How Denim Première Vision changed my vision of Denim Photos and text by Runzhou SUN

Dear Shaded Viewers,

Unlike most of you, you can not find one single piece of denim in my wardrobe. Though this fabric has conquered the world and became a symbol of globalization, the first word that comes to my mind when it comes to denim,  is neither young nor cool. It is a fabric for making uniforms – Jeans. Rips and patches,  tricks the designers use as if we were still in the cultural punk movement of the seventies.

Weeks ago I received the invitation of Denim Première Vision. I never thought that this two-day event could totally change my point of view. The first thing I would like to share with you is that, denim, usually considered as a fabric with a masculine character, also has its romantic side. In fact, before becoming the workwear for western labourer in 19th century America, denim used to be a symbol of sex appeal worn by ordinary people in France in the  1700s. Now we have different garments made by denim, in particular those for woman. Who says girls in Denim can only be Thelma and Louise?

Diversity is the key word in today’s fashion industry. If you think those denim products can only be found on street snap, you are definitely wrong. From cow-boy (or cow-gril?) looks to catwalk, the love affair between denim and fashion houses is no longer a secret : Alexander Mcqueen, Miumiu, Balengiaca, the big names in the industry have already created some extraordinary looks by using this fabric. Today, we also have the designers such as Antonio Haslauer and Ksenia Schanider who developed their own silhouettes by deconstructing denim. Though some garments are more conceptual than functional, finally we can use the word “eccentric” to define the textile and  denim products not just   “simple”,”classic” and “basic”.
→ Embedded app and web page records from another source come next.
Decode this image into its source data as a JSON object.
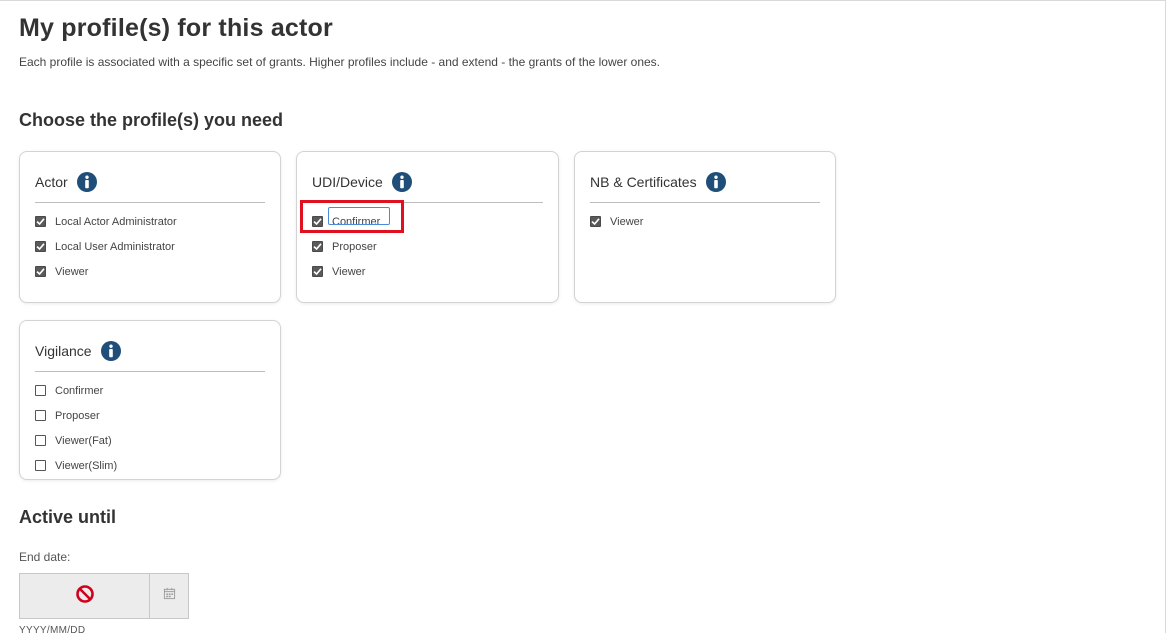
{
  "page": {
    "title": "My profile(s) for this actor",
    "intro": "Each profile is associated with a specific set of grants. Higher profiles include - and extend - the grants of the lower ones."
  },
  "profiles": {
    "heading": "Choose the profile(s) you need",
    "groups": [
      {
        "title": "Actor",
        "items": [
          {
            "label": "Local Actor Administrator",
            "checked": true
          },
          {
            "label": "Local User Administrator",
            "checked": true
          },
          {
            "label": "Viewer",
            "checked": true
          }
        ]
      },
      {
        "title": "UDI/Device",
        "items": [
          {
            "label": "Confirmer",
            "checked": true
          },
          {
            "label": "Proposer",
            "checked": true
          },
          {
            "label": "Viewer",
            "checked": true
          }
        ]
      },
      {
        "title": "NB & Certificates",
        "items": [
          {
            "label": "Viewer",
            "checked": true
          }
        ]
      },
      {
        "title": "Vigilance",
        "items": [
          {
            "label": "Confirmer",
            "checked": false
          },
          {
            "label": "Proposer",
            "checked": false
          },
          {
            "label": "Viewer(Fat)",
            "checked": false
          },
          {
            "label": "Viewer(Slim)",
            "checked": false
          }
        ]
      }
    ]
  },
  "active_until": {
    "heading": "Active until",
    "end_date_label": "End date:",
    "date_value": "",
    "date_format_hint": "YYYY/MM/DD",
    "input_icon": "prohibited-icon",
    "button_icon": "calendar-icon"
  },
  "colors": {
    "info_icon": "#1f4e79",
    "highlight": "#e0101e",
    "prohibited": "#d0021b",
    "checked_box": "#5a5a5a"
  }
}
Look at these interesting graffiti prints, fun to customise your garments yourself., don’t you think?

Fun Fact of this embroidery : Crane and Denim jacket, symbol of longevity in eastern culture and timeless staple in western culture.


However, I have to say I am a little disappointed because I did not see too much fluctuation in denim products for men. But who knows if the pieces for women which I mentioned above will not be merged into men’s wardrobes as the boundary between men’s and women’s fashion has been blurred now more than ever.

Apart from its cultural meaning and physical construction, this year, Denim Première Vision also emphasized  the sustainability of denim  within the denim industry –  some associations such as Alliance for Responsible Denim in Amsterdam,  have recycled  worn denim articles for many years and given this fabric a second life.

I am sure the morphology of this fabric will continue to evolve by merging the DNA of different designers. Denim could always be a part of a political statement and a symbol of solidarity for one generation – whether it was used by American middle class as a weapon to protest against the racial and social discrimination in 1960s, or today, it has become the environmental footprint of the textile and fashion industry.